(Natural News) Having hyperlipidemia, or abnormally high cholesterol levels, can raise the risk of stroke and heart disease. These are the leading causes of death in the U.S. Apparently, some people rely on drug medications to manage their cholesterol levels because they believe these can help. In reality, there are many safer and more effective natural medicines for cholesterol management.
One of these natural medicines is fenugreek (Trigonella foenum-graecum) seeds. A study published in the Journal of Dietary Supplements revealed that fenugreek seeds powder has a hypolipidemic effect, which means that it can be used to manage cholesterol levels.
Fenugreek has been used in alternative and Chinese medicine as a treatment for skin problems and other diseases for thousands of years. In more recent years, it has become a common household spice and a thickening agent. This herb is also used in various Indian and Asian cooking for its nutritional profile and slightly sweet, nutty taste.
For the study, researchers from Rabindranath Tagore Medical College and C.U. Shah Medical College in India evaluated the effect of fenugreek seeds powder on hyperlipidemia in an animal model. They fed 20 rabbits with pure cholesterol for eight weeks to cause hyperlipidemia.
Then, they divided the subjects into two groups: a control group and a treatment group. The control group received a normal diet with two milliliters (ml) normal saline, while the treatment group received 500 milligrams per kilogram (mg/kg) body weight of fenugreek seeds powder every day four weeks.
The researchers measured the subjects’ lipid profile and weight at the start, the eighth week, and 12th week of the study. They compared the lipid profiles at the beginning of the study with the outcomes after cholesterol feeding. Cholesterol feeding caused a significant increase in body weight and lipid profile and a significant decline in high-density lipoprotein (HDL) cholesterol in both groups.
The supplementation of fenugreek seeds powder for four weeks led to significant reductions in the serum total cholesterol, low-density lipoprotein (LDL) cholesterol, and the atherogenic index, as well as an increase in the HDL cholesterol. These results indicated that fenugreek seeds powder has a hypolipidemic effect.
With these findings, the researchers concluded that fenugreek seeds powder can be used to manage cholesterol levels.
Other natural ways to manage your cholesterol
You can manage your cholesterol without using drug medications by making healthy lifestyle changes, such as:
- Following a heart-healthy diet: Make small changes to your diet, such as reducing saturated fats, eliminating trans fats, eating foods rich in omega-3 fatty acids, increasing soluble fiber intake, and including whey protein.
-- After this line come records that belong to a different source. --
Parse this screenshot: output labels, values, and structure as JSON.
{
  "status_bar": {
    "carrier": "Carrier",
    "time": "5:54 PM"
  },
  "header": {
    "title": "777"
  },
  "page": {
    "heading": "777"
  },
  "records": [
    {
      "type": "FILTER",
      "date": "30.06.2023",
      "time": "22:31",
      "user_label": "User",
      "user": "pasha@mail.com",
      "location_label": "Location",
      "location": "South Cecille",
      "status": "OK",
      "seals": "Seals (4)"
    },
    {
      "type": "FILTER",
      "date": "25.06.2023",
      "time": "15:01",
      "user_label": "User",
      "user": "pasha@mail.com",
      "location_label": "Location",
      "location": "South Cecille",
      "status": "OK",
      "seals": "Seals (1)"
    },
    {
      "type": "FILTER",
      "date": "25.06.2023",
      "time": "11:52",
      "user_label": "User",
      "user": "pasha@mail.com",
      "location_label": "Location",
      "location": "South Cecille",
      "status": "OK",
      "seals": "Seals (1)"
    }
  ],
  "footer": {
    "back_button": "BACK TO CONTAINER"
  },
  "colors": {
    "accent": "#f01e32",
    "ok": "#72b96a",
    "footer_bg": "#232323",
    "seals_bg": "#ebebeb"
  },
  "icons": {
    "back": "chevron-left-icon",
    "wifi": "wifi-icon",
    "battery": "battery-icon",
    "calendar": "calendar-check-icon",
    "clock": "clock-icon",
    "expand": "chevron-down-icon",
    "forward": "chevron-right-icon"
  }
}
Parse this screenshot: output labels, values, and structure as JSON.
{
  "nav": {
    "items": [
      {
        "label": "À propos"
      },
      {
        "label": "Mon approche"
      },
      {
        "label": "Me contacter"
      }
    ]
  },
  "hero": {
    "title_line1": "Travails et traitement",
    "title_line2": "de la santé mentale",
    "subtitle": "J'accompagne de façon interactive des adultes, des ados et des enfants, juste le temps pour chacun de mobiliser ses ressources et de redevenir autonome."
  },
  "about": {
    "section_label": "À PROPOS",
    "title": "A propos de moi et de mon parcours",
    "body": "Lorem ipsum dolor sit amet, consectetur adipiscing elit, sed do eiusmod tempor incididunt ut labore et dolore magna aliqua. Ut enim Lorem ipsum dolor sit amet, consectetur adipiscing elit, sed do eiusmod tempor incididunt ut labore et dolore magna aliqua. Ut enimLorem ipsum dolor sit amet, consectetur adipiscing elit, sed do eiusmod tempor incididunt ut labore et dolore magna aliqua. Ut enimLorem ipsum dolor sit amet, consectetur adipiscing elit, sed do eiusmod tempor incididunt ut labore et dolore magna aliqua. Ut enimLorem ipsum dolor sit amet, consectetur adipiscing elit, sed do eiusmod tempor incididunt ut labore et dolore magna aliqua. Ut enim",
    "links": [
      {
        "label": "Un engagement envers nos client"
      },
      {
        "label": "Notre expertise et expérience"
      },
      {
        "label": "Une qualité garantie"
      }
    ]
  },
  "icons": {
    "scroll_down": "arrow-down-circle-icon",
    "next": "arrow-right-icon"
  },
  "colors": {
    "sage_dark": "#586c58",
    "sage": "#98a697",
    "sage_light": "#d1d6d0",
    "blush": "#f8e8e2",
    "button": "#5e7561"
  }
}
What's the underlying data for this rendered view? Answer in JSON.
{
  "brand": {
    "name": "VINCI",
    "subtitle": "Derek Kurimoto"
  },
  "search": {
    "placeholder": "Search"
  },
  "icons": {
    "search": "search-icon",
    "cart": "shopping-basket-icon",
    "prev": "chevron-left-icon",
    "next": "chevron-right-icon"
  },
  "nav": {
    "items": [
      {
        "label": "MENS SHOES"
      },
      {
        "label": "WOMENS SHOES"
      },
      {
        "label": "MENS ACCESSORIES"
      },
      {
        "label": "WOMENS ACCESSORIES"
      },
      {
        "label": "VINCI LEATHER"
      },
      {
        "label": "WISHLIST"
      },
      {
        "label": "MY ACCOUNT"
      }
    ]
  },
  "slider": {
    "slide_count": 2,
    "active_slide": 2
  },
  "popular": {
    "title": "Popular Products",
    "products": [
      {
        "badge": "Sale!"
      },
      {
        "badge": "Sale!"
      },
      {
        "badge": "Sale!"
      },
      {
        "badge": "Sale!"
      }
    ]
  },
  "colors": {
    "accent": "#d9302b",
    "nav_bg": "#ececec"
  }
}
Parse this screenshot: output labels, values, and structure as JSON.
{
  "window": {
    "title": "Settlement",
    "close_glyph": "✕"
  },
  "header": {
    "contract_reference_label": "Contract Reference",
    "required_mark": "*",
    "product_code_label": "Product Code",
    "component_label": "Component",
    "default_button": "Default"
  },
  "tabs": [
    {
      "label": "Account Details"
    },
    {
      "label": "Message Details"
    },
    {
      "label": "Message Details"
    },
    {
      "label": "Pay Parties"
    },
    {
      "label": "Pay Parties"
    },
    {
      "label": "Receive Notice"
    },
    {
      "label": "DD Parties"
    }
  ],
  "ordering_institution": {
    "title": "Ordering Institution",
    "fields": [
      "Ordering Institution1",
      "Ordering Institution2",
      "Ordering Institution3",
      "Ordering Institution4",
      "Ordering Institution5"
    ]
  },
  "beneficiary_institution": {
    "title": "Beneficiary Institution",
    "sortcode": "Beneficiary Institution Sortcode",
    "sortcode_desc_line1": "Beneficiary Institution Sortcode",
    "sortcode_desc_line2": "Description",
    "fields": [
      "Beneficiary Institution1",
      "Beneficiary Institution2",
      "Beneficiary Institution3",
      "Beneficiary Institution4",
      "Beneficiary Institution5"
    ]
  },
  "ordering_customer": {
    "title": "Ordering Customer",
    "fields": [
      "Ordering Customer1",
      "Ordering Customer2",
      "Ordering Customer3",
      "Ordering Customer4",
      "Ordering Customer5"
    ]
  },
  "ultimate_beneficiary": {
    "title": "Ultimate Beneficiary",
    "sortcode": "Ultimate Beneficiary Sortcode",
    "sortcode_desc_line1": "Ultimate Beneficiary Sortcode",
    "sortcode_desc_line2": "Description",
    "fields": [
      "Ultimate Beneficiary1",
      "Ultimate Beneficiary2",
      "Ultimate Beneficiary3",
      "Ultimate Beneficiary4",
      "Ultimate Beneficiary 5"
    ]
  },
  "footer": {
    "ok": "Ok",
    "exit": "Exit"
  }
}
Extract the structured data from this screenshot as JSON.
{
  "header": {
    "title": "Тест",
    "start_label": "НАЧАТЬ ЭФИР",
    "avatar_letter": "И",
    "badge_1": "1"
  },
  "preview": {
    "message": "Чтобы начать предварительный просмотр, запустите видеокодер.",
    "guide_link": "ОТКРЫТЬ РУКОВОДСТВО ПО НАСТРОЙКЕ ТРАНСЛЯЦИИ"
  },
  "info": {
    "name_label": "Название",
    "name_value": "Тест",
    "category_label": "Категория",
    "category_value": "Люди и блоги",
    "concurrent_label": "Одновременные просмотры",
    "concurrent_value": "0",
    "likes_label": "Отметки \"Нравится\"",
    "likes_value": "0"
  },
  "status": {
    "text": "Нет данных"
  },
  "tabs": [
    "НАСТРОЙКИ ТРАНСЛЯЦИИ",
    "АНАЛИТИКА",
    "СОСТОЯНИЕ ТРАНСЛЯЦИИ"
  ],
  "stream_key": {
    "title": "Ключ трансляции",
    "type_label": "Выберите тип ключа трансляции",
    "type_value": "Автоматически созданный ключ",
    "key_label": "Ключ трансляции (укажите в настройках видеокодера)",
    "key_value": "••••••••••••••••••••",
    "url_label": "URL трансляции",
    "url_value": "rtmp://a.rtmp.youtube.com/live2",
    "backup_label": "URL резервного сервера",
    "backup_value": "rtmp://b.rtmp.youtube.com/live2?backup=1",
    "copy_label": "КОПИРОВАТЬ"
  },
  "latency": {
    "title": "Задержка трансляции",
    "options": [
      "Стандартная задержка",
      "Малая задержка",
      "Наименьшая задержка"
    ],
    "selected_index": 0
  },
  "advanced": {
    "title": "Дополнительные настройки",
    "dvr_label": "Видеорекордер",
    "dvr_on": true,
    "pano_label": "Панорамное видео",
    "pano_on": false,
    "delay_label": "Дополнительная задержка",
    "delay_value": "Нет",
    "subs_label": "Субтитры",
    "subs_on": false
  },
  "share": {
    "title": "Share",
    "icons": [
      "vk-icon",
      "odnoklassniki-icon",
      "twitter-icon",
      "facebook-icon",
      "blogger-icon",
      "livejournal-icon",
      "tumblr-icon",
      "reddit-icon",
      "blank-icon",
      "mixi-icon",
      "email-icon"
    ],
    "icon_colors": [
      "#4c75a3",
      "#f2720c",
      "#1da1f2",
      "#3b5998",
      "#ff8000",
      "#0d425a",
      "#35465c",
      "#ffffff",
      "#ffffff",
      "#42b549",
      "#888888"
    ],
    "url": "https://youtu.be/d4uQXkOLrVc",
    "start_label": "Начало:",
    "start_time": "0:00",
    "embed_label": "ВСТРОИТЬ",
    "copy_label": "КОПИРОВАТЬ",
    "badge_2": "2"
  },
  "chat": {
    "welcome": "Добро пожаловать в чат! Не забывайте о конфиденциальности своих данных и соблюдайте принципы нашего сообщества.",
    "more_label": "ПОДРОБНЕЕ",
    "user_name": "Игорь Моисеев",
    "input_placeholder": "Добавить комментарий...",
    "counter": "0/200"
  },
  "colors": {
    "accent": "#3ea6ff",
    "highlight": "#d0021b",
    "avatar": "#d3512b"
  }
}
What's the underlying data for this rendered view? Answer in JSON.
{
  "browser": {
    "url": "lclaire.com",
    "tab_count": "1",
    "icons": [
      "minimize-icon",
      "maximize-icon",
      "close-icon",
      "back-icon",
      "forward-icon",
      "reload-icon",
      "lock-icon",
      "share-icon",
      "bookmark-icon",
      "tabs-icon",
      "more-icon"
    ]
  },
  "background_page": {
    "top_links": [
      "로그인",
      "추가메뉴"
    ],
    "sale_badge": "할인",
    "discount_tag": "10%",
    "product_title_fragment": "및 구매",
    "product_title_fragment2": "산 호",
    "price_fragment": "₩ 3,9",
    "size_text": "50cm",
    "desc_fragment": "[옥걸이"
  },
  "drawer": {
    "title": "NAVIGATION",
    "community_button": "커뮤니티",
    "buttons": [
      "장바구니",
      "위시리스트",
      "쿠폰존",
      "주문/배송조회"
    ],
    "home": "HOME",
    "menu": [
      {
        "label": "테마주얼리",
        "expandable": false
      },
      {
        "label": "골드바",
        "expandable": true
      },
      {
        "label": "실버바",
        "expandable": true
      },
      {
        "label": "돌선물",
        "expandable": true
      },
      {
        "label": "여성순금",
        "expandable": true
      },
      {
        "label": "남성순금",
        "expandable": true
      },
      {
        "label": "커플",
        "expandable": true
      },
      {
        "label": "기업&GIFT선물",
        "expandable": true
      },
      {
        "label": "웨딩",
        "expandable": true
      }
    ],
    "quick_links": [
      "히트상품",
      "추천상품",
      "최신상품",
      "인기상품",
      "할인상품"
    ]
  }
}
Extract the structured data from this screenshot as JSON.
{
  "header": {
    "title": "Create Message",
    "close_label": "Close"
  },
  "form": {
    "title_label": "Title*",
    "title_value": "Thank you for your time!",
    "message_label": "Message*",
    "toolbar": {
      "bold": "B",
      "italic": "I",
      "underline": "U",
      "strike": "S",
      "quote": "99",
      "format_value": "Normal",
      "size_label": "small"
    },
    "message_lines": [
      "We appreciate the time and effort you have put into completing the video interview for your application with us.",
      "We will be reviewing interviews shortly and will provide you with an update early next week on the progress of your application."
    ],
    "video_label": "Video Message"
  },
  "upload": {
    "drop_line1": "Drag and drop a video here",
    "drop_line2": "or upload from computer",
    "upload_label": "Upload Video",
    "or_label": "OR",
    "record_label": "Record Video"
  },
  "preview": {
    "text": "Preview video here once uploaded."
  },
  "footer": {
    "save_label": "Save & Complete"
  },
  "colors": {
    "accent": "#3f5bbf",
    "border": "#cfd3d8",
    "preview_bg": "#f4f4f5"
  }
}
Some cholesterol-lowering foods you can add to your diet are avocados, dark chocolate and cocoa, extra virgin olive oil, garlic, legumes, tea, vegetables, fatty fish like salmon and mackerel, nuts like almonds and walnuts, and whole grains, such as oats and barley. (Related: High cholesterol levels easily managed with these five nutritious foods.)
- Being more physically active: Exercising can help increase HDL cholesterol. The recommended amount of exercise a person should do is at least 30 minutes of moderate physical activity five times weekly or 20 minutes of vigorous aerobic activity thrice a week.
- Maintaining a healthy weight: Being overweight or obese contributes to high cholesterol. You can prevent weight gain or shed off some extra pounds by eating healthily and being more active.
- Quitting smoking: Cigarette smoking is bad for the heart, so quitting it will improve your blood pressure, heart rate, blood circulation, blood function, and HDL cholesterol level.
- Limiting alcohol consumption: Moderate intake of alcohol has been associated with higher HDL cholesterol levels and excessive consumption can result in serious health problems, such as high blood pressure, heart failure, and strokes.
Read more news stories and studies on dietary supplements like fenugreek seeds powder by going to SupplementsReport.com.